---------- DATASET EXTRACT
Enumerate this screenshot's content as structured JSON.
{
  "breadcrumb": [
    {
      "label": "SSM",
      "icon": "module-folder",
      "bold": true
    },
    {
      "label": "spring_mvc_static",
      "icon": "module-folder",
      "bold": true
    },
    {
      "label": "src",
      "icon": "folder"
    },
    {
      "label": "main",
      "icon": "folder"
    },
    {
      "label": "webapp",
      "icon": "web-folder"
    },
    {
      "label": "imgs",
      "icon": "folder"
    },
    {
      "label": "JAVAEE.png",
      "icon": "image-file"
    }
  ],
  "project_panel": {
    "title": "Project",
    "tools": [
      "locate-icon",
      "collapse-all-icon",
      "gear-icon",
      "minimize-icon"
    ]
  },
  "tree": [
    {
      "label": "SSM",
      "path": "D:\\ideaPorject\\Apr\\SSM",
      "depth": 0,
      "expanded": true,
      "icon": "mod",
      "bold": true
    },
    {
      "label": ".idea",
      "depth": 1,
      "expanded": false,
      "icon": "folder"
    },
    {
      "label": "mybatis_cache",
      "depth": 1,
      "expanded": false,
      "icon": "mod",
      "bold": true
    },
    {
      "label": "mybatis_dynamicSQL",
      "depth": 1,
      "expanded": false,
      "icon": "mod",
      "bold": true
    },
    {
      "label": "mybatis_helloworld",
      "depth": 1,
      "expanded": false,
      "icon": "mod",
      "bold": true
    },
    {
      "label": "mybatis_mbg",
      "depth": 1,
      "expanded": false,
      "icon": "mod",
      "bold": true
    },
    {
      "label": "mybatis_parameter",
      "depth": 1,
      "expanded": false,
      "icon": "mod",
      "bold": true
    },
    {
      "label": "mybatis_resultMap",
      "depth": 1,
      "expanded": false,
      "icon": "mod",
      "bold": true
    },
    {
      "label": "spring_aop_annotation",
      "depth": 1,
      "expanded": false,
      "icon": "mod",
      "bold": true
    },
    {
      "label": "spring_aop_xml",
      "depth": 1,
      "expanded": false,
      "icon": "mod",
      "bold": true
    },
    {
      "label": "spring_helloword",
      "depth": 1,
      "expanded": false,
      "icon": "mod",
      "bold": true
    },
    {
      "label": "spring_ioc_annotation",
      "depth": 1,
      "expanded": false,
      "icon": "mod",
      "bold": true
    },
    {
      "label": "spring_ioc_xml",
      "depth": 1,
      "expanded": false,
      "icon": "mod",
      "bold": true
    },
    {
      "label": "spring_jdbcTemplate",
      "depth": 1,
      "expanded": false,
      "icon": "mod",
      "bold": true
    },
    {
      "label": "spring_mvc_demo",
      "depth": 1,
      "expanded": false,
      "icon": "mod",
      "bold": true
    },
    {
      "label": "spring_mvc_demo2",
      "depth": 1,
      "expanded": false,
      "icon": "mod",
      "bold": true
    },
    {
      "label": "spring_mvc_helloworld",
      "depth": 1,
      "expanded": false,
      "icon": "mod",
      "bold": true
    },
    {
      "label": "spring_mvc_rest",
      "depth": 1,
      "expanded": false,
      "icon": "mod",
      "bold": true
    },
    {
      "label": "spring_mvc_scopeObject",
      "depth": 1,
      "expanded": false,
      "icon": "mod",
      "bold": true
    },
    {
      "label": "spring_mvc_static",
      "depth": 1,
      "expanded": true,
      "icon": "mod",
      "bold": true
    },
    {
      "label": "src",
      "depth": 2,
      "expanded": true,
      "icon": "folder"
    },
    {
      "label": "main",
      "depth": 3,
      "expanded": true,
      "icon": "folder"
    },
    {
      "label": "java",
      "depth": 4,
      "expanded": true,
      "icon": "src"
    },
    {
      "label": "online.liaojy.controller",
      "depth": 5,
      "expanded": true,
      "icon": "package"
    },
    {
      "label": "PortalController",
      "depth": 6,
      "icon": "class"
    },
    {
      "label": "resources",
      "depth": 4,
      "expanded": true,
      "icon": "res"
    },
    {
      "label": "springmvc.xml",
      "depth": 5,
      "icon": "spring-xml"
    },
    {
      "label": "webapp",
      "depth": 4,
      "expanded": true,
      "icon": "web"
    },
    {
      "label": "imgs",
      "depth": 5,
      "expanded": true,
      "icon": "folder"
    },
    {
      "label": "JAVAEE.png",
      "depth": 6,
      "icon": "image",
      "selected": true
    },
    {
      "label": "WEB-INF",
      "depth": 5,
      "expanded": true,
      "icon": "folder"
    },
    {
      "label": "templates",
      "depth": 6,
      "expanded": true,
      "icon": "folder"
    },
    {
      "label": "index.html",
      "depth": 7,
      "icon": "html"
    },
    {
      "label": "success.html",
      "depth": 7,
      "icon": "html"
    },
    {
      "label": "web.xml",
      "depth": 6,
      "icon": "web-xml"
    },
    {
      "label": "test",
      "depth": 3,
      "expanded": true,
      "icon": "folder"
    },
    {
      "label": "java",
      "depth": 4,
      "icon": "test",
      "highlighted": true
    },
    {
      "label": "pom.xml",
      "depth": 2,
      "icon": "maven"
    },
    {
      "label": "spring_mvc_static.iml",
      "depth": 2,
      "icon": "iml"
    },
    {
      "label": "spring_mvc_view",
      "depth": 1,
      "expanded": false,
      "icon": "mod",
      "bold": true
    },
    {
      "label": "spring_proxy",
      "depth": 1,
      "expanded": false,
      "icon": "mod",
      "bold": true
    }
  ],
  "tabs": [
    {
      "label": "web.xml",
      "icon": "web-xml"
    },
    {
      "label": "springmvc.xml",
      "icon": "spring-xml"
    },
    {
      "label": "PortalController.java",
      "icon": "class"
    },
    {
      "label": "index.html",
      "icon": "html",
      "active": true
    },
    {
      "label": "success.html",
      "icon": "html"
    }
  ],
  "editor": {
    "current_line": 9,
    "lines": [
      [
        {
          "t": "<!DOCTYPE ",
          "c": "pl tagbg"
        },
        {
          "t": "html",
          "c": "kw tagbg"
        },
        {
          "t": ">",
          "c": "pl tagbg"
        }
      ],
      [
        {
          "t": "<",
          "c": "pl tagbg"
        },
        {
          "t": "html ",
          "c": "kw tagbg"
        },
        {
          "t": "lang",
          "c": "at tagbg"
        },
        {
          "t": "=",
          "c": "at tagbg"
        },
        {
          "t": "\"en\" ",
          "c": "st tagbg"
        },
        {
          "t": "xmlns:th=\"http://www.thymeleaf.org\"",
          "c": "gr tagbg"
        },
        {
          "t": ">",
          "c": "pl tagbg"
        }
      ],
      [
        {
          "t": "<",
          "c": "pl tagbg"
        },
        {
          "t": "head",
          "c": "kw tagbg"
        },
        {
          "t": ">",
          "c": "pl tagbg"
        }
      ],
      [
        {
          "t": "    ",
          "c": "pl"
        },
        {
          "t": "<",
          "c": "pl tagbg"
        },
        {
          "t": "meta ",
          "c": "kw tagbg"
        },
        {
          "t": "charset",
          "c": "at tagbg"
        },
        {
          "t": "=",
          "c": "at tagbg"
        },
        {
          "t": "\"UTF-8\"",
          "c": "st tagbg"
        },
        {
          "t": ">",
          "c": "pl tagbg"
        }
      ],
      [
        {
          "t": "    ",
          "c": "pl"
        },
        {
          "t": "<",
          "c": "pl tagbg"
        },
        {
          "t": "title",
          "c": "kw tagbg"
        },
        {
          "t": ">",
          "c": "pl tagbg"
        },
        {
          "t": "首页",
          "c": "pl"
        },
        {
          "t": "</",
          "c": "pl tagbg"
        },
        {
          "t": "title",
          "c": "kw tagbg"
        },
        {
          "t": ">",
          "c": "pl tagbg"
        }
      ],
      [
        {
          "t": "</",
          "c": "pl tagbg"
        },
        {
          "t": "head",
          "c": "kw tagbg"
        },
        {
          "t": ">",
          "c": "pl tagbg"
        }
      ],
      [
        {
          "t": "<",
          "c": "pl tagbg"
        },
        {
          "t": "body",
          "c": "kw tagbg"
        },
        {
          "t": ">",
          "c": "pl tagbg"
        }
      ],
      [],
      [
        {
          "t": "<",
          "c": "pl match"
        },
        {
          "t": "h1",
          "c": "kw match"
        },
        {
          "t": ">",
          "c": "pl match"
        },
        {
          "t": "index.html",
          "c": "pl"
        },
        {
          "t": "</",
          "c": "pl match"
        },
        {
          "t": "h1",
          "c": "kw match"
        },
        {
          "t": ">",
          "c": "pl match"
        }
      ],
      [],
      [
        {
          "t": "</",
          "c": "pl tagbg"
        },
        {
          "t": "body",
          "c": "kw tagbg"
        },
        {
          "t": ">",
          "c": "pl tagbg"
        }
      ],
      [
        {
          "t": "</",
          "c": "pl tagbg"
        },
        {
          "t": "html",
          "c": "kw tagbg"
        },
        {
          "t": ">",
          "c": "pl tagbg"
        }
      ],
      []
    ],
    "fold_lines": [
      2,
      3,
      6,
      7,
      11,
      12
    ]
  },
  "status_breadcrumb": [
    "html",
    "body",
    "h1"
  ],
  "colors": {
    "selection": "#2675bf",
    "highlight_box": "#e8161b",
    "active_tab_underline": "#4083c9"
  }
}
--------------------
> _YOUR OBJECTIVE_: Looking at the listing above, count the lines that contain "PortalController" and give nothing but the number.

> _RESULT FOR THIS EXERCISE_: 2